-- Recorded data --
-------------------------

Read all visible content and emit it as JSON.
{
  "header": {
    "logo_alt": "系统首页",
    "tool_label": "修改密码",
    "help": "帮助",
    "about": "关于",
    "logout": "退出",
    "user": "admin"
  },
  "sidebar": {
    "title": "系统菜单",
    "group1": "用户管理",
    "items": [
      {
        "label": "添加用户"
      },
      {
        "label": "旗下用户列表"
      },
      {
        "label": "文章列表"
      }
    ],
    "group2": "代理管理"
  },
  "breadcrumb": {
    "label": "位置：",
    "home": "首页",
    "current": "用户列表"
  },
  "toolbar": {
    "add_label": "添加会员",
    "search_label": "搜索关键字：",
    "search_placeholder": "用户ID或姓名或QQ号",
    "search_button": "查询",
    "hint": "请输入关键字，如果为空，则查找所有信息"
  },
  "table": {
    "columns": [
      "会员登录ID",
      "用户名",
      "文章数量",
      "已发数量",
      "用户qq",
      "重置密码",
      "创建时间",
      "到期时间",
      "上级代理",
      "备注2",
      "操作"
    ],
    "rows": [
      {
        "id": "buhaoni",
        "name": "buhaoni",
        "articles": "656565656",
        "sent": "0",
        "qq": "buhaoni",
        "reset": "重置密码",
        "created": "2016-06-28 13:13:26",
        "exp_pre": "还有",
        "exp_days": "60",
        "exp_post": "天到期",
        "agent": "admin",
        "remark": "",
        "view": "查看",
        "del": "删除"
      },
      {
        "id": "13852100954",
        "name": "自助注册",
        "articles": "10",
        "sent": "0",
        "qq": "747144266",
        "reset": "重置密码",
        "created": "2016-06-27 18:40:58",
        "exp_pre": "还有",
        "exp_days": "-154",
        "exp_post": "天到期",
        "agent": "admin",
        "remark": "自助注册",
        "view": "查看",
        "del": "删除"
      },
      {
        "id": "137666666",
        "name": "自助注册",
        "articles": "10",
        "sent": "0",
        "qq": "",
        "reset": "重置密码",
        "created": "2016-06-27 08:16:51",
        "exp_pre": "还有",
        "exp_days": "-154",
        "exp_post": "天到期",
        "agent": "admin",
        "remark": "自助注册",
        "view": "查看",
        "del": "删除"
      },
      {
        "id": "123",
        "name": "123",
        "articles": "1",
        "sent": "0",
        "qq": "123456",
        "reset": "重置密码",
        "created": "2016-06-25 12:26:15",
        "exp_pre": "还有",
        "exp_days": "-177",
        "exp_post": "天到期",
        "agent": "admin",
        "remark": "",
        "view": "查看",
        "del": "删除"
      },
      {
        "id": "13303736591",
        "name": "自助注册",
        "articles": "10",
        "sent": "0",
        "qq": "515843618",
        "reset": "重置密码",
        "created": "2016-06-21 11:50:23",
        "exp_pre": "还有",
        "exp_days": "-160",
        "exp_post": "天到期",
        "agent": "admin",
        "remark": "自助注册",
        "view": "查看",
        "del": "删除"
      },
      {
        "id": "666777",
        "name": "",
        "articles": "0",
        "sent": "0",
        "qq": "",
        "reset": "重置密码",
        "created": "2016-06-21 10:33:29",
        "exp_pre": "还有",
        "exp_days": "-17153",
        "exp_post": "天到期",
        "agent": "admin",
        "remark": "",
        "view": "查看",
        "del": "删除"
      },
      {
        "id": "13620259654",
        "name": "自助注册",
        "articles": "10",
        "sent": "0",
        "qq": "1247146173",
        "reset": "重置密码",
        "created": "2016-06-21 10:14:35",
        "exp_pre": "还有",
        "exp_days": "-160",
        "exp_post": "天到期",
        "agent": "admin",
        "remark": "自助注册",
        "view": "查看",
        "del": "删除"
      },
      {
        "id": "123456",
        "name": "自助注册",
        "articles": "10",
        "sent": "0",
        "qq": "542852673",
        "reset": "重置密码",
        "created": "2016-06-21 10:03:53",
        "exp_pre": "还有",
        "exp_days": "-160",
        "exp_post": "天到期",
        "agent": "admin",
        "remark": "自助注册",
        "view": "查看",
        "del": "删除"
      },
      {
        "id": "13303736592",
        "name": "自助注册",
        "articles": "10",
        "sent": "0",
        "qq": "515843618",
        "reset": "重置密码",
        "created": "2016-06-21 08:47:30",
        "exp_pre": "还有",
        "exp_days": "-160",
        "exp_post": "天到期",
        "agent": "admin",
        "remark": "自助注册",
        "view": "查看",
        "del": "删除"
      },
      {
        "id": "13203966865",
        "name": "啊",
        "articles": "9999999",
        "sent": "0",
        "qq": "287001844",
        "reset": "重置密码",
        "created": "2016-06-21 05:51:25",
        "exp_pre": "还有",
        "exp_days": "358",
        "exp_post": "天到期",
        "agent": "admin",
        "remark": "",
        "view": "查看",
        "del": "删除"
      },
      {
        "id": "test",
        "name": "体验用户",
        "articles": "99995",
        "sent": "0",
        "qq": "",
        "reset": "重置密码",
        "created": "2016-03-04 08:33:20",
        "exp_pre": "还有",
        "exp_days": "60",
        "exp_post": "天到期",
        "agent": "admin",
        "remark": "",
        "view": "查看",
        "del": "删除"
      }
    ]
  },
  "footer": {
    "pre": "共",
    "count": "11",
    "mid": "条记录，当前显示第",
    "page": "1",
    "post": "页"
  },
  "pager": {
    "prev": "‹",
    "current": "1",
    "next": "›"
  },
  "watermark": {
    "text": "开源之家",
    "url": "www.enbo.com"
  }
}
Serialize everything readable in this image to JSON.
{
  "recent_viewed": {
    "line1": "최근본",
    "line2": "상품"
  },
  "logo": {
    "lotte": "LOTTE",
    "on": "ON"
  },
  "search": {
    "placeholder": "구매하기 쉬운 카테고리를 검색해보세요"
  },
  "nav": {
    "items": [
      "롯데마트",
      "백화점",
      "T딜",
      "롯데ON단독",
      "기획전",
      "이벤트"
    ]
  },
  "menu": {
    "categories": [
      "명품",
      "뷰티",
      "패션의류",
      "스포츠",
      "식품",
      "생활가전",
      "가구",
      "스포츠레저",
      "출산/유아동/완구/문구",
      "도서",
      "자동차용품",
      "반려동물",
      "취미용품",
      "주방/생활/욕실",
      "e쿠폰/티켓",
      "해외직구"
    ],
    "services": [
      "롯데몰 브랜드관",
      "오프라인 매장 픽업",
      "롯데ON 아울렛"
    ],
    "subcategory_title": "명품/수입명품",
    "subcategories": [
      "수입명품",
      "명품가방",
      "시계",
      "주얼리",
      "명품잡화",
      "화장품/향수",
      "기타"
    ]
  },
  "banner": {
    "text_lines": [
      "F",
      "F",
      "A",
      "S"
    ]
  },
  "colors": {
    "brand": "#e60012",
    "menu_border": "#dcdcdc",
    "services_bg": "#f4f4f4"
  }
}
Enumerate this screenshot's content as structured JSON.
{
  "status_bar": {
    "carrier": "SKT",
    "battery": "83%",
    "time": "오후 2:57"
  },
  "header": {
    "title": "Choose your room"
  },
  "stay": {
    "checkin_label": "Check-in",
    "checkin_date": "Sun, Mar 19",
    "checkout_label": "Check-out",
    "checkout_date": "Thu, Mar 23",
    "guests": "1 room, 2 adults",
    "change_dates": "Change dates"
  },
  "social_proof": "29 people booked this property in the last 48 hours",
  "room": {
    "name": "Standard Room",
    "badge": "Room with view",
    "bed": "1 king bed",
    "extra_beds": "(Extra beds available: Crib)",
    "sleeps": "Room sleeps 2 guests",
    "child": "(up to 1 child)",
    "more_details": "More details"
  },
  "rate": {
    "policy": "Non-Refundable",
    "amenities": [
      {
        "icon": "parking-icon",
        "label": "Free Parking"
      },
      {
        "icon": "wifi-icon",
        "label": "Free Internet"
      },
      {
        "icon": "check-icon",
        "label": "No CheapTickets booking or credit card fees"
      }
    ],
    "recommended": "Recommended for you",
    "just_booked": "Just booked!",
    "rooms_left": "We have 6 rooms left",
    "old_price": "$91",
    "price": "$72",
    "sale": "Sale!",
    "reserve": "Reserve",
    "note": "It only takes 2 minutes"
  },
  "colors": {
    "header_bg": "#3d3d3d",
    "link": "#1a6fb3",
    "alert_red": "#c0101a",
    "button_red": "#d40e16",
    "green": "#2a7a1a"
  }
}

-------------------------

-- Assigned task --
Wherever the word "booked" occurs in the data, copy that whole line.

-- Answer section --
  "social_proof": "29 people booked this property in the last 48 hours",
    "just_booked": "Just booked!",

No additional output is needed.